The Complete Poems of Emily Dickinson Ed. Thomas H. Johnson, Little, Brown and Co., New York, 1960
Of all the books that fill all the shelves, only one I believe, has to be hard-bound. I mean: must be–as by law. A paperback edition of The Complete Poems of Emily Dickinson is an affront to…well…many people, really, but certainly its author. I have one of those and it’s an affront to me. The last time I took it down from the shelf, it spilled forth forty pages all over my study floor.
Those were good pages too.
I picked them up and tucked them back in with a shake of the head: Published in the ’60’s, what did you expect? Who did this thing? Oh! Et tu, Little, Brown. I am certain that, if she had been there with me, she would have been shaking her head as well:
“What possessed you to purchase such a thing?”
“A college budget. C’mon!”
No, for Emily Dickinson, let it be hard-bound.

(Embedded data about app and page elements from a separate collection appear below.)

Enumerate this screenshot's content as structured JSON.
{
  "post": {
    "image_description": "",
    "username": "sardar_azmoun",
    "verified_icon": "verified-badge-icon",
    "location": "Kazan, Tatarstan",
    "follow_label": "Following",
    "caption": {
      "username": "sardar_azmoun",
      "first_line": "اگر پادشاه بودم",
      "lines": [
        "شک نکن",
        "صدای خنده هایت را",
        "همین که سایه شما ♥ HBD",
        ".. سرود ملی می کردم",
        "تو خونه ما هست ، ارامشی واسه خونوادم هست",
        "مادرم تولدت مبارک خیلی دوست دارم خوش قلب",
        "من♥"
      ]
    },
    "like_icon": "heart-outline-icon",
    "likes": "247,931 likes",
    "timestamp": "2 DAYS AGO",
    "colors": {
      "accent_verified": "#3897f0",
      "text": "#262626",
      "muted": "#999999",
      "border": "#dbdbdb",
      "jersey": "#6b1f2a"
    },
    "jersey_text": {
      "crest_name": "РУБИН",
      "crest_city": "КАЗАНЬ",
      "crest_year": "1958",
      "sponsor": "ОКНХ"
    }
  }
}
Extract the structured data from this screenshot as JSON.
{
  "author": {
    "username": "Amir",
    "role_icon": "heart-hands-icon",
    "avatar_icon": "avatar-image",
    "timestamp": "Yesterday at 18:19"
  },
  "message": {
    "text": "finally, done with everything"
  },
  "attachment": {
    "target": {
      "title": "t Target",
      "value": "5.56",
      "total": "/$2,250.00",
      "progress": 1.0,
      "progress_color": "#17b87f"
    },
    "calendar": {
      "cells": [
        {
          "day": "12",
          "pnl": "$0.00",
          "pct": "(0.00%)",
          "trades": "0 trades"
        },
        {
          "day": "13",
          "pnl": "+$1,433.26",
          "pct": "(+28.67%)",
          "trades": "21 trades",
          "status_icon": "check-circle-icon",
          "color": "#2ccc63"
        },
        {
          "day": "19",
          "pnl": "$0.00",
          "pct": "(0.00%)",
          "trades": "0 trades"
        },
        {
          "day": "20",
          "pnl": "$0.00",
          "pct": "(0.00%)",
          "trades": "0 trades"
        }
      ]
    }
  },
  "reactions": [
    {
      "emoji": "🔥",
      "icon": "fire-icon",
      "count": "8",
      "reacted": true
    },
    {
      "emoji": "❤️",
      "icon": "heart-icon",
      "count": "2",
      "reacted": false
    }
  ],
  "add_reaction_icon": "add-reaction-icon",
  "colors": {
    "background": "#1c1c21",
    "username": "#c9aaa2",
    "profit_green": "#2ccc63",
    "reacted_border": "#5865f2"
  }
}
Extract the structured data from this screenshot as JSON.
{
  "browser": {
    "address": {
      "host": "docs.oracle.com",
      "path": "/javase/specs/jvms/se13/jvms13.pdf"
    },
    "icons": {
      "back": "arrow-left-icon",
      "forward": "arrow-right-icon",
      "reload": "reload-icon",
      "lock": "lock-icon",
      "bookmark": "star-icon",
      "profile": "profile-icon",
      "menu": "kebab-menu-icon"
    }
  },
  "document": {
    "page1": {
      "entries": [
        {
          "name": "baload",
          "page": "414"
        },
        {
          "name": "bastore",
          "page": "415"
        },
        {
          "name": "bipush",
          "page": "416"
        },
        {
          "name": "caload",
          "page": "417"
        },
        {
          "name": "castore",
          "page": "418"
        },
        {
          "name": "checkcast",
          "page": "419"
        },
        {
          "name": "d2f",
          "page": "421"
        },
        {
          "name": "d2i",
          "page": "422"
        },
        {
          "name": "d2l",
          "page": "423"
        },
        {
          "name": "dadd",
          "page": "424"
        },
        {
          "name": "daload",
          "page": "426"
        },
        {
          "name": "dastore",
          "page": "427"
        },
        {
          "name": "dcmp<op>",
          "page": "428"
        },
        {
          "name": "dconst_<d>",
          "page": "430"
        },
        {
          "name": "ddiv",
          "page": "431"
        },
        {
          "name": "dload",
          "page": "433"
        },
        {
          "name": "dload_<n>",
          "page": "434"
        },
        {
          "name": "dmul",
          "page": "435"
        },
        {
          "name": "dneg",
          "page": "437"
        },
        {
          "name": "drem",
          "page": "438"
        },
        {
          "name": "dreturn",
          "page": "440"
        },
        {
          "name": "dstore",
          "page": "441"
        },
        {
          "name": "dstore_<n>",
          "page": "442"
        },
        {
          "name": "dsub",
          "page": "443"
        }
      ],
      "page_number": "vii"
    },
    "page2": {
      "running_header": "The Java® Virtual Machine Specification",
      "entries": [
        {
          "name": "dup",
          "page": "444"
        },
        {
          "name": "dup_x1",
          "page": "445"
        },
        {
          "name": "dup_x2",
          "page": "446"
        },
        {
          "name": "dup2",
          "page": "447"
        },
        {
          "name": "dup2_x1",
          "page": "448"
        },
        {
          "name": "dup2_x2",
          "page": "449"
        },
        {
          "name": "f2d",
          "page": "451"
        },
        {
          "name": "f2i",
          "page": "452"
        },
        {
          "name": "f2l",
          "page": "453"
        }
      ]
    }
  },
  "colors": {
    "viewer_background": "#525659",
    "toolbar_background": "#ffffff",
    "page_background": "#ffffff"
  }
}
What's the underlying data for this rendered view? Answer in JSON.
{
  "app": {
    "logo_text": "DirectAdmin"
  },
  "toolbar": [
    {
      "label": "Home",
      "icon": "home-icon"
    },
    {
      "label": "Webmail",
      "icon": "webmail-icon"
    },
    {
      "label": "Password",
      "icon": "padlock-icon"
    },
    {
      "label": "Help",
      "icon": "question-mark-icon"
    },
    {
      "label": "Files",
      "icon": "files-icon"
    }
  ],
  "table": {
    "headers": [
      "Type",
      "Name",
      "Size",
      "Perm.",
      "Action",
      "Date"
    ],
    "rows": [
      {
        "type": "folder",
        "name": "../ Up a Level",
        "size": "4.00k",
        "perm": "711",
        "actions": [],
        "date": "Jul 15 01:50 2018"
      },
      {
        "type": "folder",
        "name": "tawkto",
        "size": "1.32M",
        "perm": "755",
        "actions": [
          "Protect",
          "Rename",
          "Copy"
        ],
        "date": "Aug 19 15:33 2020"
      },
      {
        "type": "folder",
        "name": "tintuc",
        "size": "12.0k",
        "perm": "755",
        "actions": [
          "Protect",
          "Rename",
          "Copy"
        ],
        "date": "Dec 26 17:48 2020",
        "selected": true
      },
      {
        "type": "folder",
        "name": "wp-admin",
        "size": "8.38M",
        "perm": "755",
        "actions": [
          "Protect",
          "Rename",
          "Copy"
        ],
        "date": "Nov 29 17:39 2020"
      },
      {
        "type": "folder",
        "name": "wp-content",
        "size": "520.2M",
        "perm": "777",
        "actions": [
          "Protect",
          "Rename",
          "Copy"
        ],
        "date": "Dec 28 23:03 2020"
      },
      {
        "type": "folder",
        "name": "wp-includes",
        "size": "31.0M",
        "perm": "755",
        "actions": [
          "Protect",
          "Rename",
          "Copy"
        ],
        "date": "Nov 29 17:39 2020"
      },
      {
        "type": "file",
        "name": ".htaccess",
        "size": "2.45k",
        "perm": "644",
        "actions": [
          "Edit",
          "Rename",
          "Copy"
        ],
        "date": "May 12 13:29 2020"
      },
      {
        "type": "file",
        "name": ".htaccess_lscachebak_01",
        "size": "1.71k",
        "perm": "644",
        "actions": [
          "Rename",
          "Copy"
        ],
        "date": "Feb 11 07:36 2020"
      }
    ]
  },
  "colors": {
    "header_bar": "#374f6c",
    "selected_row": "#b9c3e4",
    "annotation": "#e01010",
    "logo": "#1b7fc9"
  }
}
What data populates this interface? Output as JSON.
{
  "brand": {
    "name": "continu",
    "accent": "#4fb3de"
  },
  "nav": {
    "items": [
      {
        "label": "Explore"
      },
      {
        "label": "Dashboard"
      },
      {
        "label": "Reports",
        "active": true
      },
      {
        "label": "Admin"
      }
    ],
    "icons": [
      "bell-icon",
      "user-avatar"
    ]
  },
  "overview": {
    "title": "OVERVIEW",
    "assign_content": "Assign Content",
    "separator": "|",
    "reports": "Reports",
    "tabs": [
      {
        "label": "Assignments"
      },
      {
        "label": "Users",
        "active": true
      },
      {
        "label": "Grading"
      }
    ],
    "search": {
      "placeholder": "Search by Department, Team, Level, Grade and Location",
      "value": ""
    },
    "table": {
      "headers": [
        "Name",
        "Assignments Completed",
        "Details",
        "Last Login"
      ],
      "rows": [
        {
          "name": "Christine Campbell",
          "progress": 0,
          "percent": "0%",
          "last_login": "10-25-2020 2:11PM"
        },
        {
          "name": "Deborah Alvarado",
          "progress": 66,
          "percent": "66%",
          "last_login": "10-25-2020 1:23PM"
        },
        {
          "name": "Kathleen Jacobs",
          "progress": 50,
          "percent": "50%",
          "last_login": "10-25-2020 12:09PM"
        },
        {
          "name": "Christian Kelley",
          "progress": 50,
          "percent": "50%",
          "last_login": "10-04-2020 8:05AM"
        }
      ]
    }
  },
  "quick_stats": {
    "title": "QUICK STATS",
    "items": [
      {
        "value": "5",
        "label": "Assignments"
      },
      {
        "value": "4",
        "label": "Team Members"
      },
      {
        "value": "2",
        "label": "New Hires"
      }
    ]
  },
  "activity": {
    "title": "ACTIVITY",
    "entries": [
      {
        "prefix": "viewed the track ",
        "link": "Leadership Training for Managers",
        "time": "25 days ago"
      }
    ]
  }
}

In fact, ‘vellum’ would be nice; with a certain fragrance of ‘must’; and pages gracefully yellowed. For…